NSUUID <span class="sy0">*</span>vendorIdObject <span class="sy0">=</span> <span class="br0">[</span><span class="br0">[</span>UIDevice currentDevice<span class="br0">]</span> identifierForVendor<span class="br0">]</span>;

The advantage using vendor identifier over application identifier is that iOS manages the mapping of the identifier, it's backed up, and it will not be restored on a different device (like UDID). This last point means that your vendor id will change across devices. Once a particular team's last app is removed from a device, so is the vendor identifier. This is possible because iOS has a count of applications per team id. A new one will be generated when an app for that team is installed on the device again. One thing to keep in mind, this id is not a hash of the team identifier; it is actually a random id that is generated when a team's first app is stored on the device.

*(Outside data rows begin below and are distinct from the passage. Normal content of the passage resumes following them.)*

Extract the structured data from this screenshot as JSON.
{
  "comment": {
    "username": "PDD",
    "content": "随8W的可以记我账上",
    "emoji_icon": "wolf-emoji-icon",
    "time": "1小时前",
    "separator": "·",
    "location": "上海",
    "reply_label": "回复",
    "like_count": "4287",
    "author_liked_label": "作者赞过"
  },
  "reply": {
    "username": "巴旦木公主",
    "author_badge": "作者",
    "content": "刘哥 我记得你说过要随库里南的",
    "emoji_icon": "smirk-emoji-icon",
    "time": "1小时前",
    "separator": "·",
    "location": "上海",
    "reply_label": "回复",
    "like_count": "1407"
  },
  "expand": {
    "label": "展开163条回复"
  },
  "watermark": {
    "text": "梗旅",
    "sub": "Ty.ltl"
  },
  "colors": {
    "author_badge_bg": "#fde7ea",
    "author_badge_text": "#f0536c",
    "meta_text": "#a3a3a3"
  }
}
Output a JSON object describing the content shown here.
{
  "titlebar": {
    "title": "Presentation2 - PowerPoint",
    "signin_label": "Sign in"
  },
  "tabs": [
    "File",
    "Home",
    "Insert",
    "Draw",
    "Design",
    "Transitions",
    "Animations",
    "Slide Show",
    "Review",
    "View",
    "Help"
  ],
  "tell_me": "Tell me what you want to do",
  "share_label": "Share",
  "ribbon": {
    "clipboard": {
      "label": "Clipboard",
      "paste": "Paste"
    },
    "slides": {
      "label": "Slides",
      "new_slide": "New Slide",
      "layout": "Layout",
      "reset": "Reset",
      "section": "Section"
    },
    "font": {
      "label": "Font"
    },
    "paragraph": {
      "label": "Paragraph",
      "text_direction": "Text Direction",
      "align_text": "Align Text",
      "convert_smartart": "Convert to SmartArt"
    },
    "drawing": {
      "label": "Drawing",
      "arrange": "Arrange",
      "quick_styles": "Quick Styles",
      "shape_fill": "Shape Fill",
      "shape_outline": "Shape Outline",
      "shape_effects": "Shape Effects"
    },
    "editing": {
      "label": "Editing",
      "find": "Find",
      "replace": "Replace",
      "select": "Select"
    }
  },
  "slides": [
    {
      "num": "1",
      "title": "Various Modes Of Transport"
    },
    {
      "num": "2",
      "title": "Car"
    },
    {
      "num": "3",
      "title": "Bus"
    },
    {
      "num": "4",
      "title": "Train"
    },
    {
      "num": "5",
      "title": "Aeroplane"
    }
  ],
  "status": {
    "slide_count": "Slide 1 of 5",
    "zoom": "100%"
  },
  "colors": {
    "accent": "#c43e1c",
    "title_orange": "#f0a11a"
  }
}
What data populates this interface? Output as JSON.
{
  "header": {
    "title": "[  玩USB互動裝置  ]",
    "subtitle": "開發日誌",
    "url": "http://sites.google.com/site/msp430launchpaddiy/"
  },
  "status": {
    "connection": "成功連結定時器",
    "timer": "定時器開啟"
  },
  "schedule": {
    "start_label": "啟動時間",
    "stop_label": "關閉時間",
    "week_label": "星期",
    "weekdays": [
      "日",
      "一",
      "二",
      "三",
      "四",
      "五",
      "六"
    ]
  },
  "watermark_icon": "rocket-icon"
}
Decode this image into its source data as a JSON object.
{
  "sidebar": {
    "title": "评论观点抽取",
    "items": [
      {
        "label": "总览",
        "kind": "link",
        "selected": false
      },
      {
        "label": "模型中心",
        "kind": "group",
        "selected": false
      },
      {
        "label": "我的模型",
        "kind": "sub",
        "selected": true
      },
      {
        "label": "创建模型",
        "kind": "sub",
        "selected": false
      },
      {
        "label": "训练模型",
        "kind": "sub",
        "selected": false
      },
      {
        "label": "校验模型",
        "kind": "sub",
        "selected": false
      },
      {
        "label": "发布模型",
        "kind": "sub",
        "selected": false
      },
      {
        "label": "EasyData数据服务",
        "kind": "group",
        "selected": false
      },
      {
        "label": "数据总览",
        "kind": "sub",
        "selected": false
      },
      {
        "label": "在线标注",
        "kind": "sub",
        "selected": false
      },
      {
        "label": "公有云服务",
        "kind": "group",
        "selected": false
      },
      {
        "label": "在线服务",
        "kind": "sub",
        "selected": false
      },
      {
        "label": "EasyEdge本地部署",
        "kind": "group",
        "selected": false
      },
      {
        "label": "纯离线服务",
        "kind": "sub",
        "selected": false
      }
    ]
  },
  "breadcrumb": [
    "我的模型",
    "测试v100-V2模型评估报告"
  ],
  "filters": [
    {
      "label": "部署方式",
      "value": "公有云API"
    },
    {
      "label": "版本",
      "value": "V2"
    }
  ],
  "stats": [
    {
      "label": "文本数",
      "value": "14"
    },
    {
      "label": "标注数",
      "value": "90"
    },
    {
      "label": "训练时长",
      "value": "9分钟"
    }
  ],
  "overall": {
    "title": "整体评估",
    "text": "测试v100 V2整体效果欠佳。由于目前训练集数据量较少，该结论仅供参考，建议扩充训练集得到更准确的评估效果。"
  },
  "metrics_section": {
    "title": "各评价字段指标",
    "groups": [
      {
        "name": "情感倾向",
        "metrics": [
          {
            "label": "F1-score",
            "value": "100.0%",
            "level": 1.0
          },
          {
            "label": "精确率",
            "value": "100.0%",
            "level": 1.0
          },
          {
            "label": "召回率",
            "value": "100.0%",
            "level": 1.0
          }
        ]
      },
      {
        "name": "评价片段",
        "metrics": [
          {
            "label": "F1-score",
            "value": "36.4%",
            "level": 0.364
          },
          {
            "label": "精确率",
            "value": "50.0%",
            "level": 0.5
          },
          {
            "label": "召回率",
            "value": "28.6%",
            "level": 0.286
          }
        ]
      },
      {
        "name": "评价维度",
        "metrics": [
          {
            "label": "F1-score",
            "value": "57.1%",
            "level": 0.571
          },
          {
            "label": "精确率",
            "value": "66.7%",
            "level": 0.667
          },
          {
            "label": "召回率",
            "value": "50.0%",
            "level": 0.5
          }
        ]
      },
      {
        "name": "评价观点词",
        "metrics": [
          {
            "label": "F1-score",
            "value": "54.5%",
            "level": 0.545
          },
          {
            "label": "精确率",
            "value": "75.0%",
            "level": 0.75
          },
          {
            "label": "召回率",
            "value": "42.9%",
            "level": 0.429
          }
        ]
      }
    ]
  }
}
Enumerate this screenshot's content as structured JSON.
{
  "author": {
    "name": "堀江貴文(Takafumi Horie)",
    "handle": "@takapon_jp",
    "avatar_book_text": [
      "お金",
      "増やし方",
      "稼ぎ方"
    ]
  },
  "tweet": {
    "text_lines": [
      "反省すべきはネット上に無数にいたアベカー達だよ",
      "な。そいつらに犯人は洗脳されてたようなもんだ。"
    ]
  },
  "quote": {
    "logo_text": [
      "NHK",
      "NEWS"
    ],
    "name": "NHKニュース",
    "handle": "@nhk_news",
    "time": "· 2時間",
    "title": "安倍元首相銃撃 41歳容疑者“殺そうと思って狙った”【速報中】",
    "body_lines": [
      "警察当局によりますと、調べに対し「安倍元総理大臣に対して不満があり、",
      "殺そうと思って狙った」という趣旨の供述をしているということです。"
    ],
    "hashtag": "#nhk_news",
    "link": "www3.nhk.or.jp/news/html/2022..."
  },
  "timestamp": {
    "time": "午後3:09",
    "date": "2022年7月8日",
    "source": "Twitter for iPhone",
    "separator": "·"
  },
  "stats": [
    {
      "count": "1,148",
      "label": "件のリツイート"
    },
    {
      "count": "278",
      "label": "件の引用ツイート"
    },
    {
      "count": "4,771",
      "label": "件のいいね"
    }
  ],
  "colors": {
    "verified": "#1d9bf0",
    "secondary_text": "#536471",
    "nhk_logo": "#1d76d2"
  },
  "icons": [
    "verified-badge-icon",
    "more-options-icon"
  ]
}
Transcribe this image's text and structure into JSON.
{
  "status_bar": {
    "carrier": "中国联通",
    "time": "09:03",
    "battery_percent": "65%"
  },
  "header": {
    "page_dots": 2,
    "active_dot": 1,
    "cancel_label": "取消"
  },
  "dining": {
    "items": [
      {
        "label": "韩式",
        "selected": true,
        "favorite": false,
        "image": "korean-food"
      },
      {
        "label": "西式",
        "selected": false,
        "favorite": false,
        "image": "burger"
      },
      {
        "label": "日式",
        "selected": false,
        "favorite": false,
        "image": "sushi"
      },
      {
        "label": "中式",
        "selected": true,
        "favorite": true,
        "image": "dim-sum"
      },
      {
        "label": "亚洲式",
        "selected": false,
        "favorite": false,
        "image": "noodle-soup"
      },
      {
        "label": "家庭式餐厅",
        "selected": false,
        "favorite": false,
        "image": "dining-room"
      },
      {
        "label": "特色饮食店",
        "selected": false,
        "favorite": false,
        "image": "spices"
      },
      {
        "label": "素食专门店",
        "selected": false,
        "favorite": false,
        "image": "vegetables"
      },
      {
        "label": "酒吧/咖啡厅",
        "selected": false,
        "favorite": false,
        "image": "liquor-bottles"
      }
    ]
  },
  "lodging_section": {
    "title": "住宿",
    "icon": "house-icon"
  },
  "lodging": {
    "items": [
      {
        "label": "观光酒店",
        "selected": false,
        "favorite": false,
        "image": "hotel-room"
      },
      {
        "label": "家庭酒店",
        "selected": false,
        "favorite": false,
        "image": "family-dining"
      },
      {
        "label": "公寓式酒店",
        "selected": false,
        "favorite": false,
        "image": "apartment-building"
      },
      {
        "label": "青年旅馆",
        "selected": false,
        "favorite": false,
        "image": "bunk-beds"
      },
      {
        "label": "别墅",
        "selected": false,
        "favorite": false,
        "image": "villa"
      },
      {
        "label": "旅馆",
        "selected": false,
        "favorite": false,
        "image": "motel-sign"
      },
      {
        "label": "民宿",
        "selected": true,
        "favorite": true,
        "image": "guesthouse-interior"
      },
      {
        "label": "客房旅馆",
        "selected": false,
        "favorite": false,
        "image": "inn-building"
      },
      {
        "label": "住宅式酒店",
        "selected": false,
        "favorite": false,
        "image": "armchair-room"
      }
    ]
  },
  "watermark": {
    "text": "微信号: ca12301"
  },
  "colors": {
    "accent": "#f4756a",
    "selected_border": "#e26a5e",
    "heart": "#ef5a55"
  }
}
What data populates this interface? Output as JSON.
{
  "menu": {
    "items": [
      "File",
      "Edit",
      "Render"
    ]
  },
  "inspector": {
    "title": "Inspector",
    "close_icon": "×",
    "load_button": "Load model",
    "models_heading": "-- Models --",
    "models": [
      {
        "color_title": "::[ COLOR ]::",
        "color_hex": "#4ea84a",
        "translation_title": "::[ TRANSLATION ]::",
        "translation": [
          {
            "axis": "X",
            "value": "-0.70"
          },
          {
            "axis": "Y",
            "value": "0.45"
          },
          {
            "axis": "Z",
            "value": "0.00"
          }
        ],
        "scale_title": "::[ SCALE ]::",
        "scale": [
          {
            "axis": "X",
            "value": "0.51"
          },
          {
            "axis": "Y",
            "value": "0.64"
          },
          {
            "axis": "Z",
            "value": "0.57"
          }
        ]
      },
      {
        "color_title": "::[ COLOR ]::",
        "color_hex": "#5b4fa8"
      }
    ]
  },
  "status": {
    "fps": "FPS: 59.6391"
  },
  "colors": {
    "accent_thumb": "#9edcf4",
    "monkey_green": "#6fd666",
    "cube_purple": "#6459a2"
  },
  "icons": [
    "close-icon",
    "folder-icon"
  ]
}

Vendor Identifier Retain Count

Advertising Identifier

The last new API available with iOS 6 is the Advertising Identifier. As the name suggests, this identifier can and should be used for advertising purposes, such as frequency tapping and conversion tracking. In fact, iAd, Apple's advertising network, has converted from UDID to Advertising Identifier exclusively with iOS 6. The advertising identifier is unique to the device and is available to any application. This is the identifier that is most like UDID since it is unique to the device, it is accessible by any application on the device, it is backed up, and it will not be restored onto a different device, like UDID and Vendor Identifier. One difference is that the advertising identifier will be forgotten if a user executes the "Erase All Contents and Settings" action within the settings app. This is possible because the identifier is a software generated identifier, and not a hardware identifier. The advertising identifier can be accessed with the following code:

<span class="co1">#import ;</span>
<span class="kw4">id</span> adIdObject <span class="sy0">=</span> <span class="br0">[</span>ASIdentifierManager sharedManager<span class="br0">]</span>.advertisingIdentifier;

Also, the AdSupport.framework must be added to application. This is very similar to how the vendor identifier is accessed. The main difference between vendor and advertising identifier is that vendor identifier is accessible only by the developer of the application and advertising identifier is available to any app by any developer. Users do however have the option of limiting add tracking on their devices. This can be set by selecting Settings ? About ? Advertising. When this is turned to "ON", the advertising identifier can only be used for the following purposes: frequency capping, conversion events, estimating the number of unique users, security and fraud detection, and debugging. This can be checked by calling the advertisingTrackingEnabled method of the ASIdentifierManager class.

Limit Ad Tracking Setting

Comparing The APIs

UDID API Comparison Matrix

Summing It All Up

With iOS 6, Apple has provided these three new APIs that can be used to replace UDID completely with the release of iOS 6. Apple suggests that you begin your transition now. Any new apps you build, should be built using the new APIs. If you have an existing app, transition to the new APIs when you submit updates to the App Store. It is important to do this because UDID and similar identifiers will not be available in the future. The legacy behavior will not change, and any existing applications that are installed will not be affected by this change. Attached is a simple sample project that utilizes these new API's as well as the legacy CFUUIDCreate function.